Dental Implants: Placing Abutments and Making Your Prosthesis

If you have one or more missing teeth, your dentist may advise dental implants. A dental implant is an artificial tooth root. Your jawbone fuses with the implant to provide a secure platform for an artificial tooth (prosthesis). Abutments are connecting pieces that join the prosthesis to the implants. You may need an abutment and a prosthesis as part of your treatment.

Understanding abutments

Healing abutments (also called healing cuffs or caps) help gum tissue heal around the implant site. Once the gum has healed, final abutments are placed so the prosthesis can be joined with the implant. Abutments can be placed at the same time as the implant (one-stage surgery) or they can be placed during a second surgery following implant placement (two-stage surgery). 

Teeth in cross section of gum and jawbone. Implant is in bone, and abutment is attached to implant above gum.

How abutments are placed

  • Exposing the implant. If you have a second surgery to place abutments, a small incision is first made in the gum tissue.

  • Placing healing abutments. In many cases, a healing abutment is temporarily secured to the implant.

  • Placing final abutments. When gums have healed, the final abutment is placed after an impression is taken.

After abutments are placed

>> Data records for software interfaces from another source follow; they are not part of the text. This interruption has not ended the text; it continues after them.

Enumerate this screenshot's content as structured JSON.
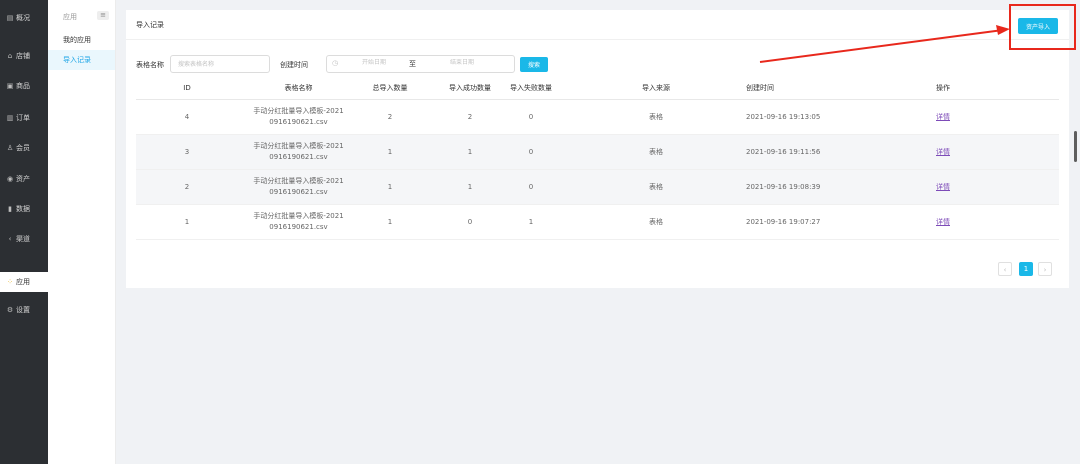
{
  "sidebar": {
    "items": [
      {
        "icon": "overview-icon",
        "glyph": "▤",
        "label": "概况"
      },
      {
        "icon": "store-icon",
        "glyph": "⌂",
        "label": "店铺"
      },
      {
        "icon": "goods-icon",
        "glyph": "▣",
        "label": "商品"
      },
      {
        "icon": "order-icon",
        "glyph": "▥",
        "label": "订单"
      },
      {
        "icon": "member-icon",
        "glyph": "♙",
        "label": "会员"
      },
      {
        "icon": "asset-icon",
        "glyph": "◉",
        "label": "资产"
      },
      {
        "icon": "data-icon",
        "glyph": "▮",
        "label": "数据"
      },
      {
        "icon": "channel-icon",
        "glyph": "‹",
        "label": "渠道"
      },
      {
        "icon": "apps-icon",
        "glyph": "⁘",
        "label": "应用"
      },
      {
        "icon": "settings-icon",
        "glyph": "⚙",
        "label": "设置"
      }
    ],
    "active_index": 8
  },
  "subnav": {
    "title": "应用",
    "toggle_glyph": "≡",
    "items": [
      {
        "label": "我的应用"
      },
      {
        "label": "导入记录"
      }
    ],
    "active_index": 1
  },
  "main": {
    "title": "导入记录",
    "import_button": "资产导入",
    "filters": {
      "name_label": "表格名称",
      "name_placeholder": "搜索表格名称",
      "time_label": "创建时间",
      "start_placeholder": "开始日期",
      "separator": "至",
      "end_placeholder": "结束日期",
      "search_button": "搜索"
    },
    "table": {
      "columns": [
        "ID",
        "表格名称",
        "总导入数量",
        "导入成功数量",
        "导入失败数量",
        "导入来源",
        "创建时间",
        "操作"
      ],
      "rows": [
        {
          "id": "4",
          "name_line1": "手动分红批量导入模板-2021",
          "name_line2": "0916190621.csv",
          "total": "2",
          "success": "2",
          "fail": "0",
          "source": "表格",
          "created": "2021-09-16 19:13:05",
          "action": "详情"
        },
        {
          "id": "3",
          "name_line1": "手动分红批量导入模板-2021",
          "name_line2": "0916190621.csv",
          "total": "1",
          "success": "1",
          "fail": "0",
          "source": "表格",
          "created": "2021-09-16 19:11:56",
          "action": "详情"
        },
        {
          "id": "2",
          "name_line1": "手动分红批量导入模板-2021",
          "name_line2": "0916190621.csv",
          "total": "1",
          "success": "1",
          "fail": "0",
          "source": "表格",
          "created": "2021-09-16 19:08:39",
          "action": "详情"
        },
        {
          "id": "1",
          "name_line1": "手动分红批量导入模板-2021",
          "name_line2": "0916190621.csv",
          "total": "1",
          "success": "0",
          "fail": "1",
          "source": "表格",
          "created": "2021-09-16 19:07:27",
          "action": "详情"
        }
      ]
    },
    "pagination": {
      "prev": "‹",
      "current": "1",
      "next": "›"
    }
  },
  "colors": {
    "accent": "#1ab8e8",
    "sidebar_bg": "#2c2f33",
    "annotation_red": "#e8281c",
    "link": "#7d4bb8"
  }
}
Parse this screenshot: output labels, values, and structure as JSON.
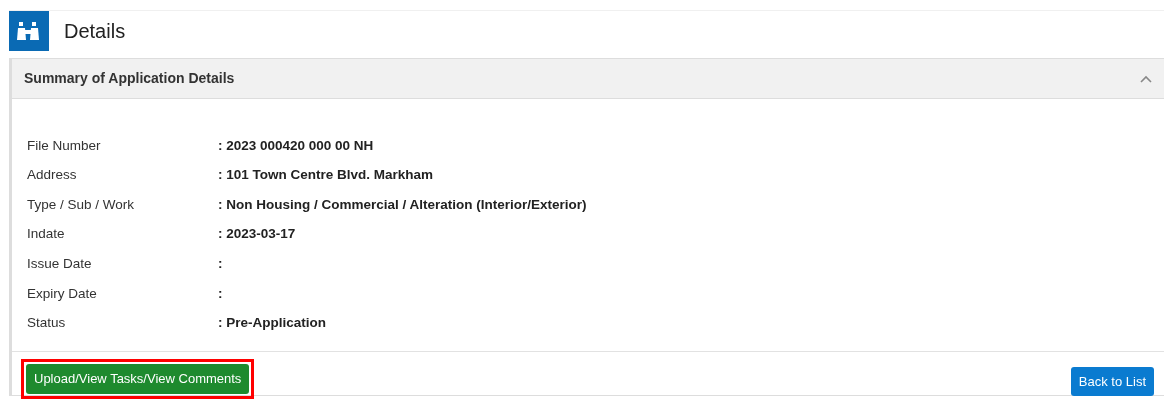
{
  "page": {
    "title": "Details"
  },
  "panel": {
    "title": "Summary of Application Details",
    "expanded": true,
    "fields": [
      {
        "label": "File Number",
        "value": ": 2023 000420 000 00 NH"
      },
      {
        "label": "Address",
        "value": ": 101 Town Centre Blvd. Markham"
      },
      {
        "label": "Type / Sub / Work",
        "value": ": Non Housing / Commercial / Alteration (Interior/Exterior)"
      },
      {
        "label": "Indate",
        "value": ": 2023-03-17"
      },
      {
        "label": "Issue Date",
        "value": ":"
      },
      {
        "label": "Expiry Date",
        "value": ":"
      },
      {
        "label": "Status",
        "value": ": Pre-Application"
      }
    ],
    "buttons": [
      {
        "label": "Upload/View Tasks/View Comments",
        "kind": "success",
        "highlighted": true
      },
      {
        "label": "Back to List",
        "kind": "primary"
      }
    ]
  }
}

It usually takes  4 to 6 weeks for gums to heal around abutments. During that time, follow your surgeon’s advice about what kinds of foods to eat. You will also be given instructions for cleaning around the abutments. Correct cleaning prevents infection and promotes healing.

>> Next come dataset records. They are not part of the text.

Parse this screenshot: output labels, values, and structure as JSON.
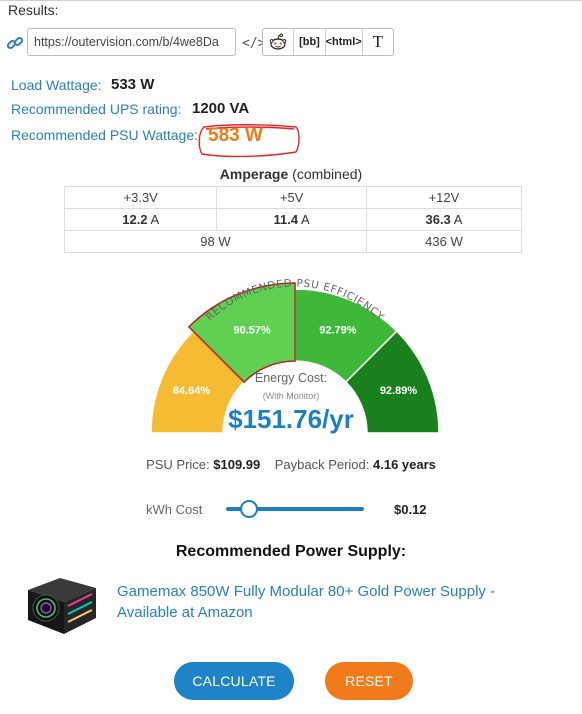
{
  "results": {
    "label": "Results:",
    "share_url": "https://outervision.com/b/4we8Da",
    "embed_label": "</>",
    "share_buttons": {
      "bbcode": "[bb]",
      "html": "<html>",
      "text": "T"
    }
  },
  "summary": {
    "load_label": "Load Wattage:",
    "load_value": "533 W",
    "ups_label": "Recommended UPS rating:",
    "ups_value": "1200 VA",
    "psu_label": "Recommended PSU Wattage:",
    "psu_value": "583 W"
  },
  "amperage": {
    "title": "Amperage",
    "title_suffix": "(combined)",
    "rails": [
      "+3.3V",
      "+5V",
      "+12V"
    ],
    "amps": [
      "12.2",
      "11.4",
      "36.3"
    ],
    "amp_unit": "A",
    "watts_low": "98 W",
    "watts_12v": "436 W"
  },
  "efficiency": {
    "arc_label": "RECOMMENDED PSU EFFICIENCY",
    "segments": [
      {
        "label": "84.64%",
        "color": "#f4bb33",
        "selected": false
      },
      {
        "label": "90.57%",
        "color": "#60cf52",
        "selected": true
      },
      {
        "label": "92.79%",
        "color": "#3fb739",
        "selected": false
      },
      {
        "label": "92.89%",
        "color": "#1a7f1d",
        "selected": false
      }
    ],
    "energy_label": "Energy Cost:",
    "energy_sub": "(With Monitor)",
    "energy_value": "$151.76/yr"
  },
  "price": {
    "psu_price_label": "PSU Price:",
    "psu_price_value": "$109.99",
    "payback_label": "Payback Period:",
    "payback_value": "4.16 years"
  },
  "kwh": {
    "label": "kWh Cost",
    "value": "$0.12",
    "level": 0.12
  },
  "recommendation": {
    "title": "Recommended Power Supply:",
    "product_link": "Gamemax 850W Fully Modular 80+ Gold Power Supply - Available at Amazon"
  },
  "actions": {
    "calculate": "CALCULATE",
    "reset": "RESET"
  },
  "colors": {
    "accent_blue": "#1f83c8",
    "accent_orange": "#f17b1a",
    "link_blue": "#2b7fc1"
  }
}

When to call your dentist

After abutments are placed, call your surgeon if you have any of the following:

  • Bleeding that won’t stop

  • Pain in the jaws, mouth, or sinuses that isn’t relieved by prescribed medicine

  • A fever over  100.4ºF ( 38ºC)

  • An abutment that feels loose

Making your prosthesis

The implant then fuses to the bone, a process called osseointegration. Your restorative dentist will begin making your permanent prosthesis. This may take several weeks. You may need several office visits to receive your prosthesis. First, your dentist will temporarily replace your healing cap with a special abutment called a transfer coping. This gets attached to the implant with a screw. Then your dentist is ready to take a final impression. A model of your mouth can be made, showing the lab exactly where the implant is located.

  • A custom fit. To custom-fit the prosthesis, your restorative dentist will make molds (impressions) of your jaws, teeth, and abutments. Bite registrations are also made to see how your teeth fit together. These molds are used to create a model of your mouth. Your new prosthesis is then made on this model.

  • Fitting your prosthesis. Once the prosthesis is ready, you’ll have several fittings to see how it feels in your mouth. With a fixed prosthesis, this process may take a little longer. After any needed adjustments are made, the prosthesis is attached to the abutments. You may be told not to eat hard or crunchy foods for a few weeks after the prosthesis is attached.

When to call your dentist

After your prosthesis is attached, call your restorative dentist if you have any of these problems:

  • Pain in the jaws

  • A bite that feels wrong

  • A prosthesis that feels loose, chips, or breaks

  • Implants or abutments that feel loose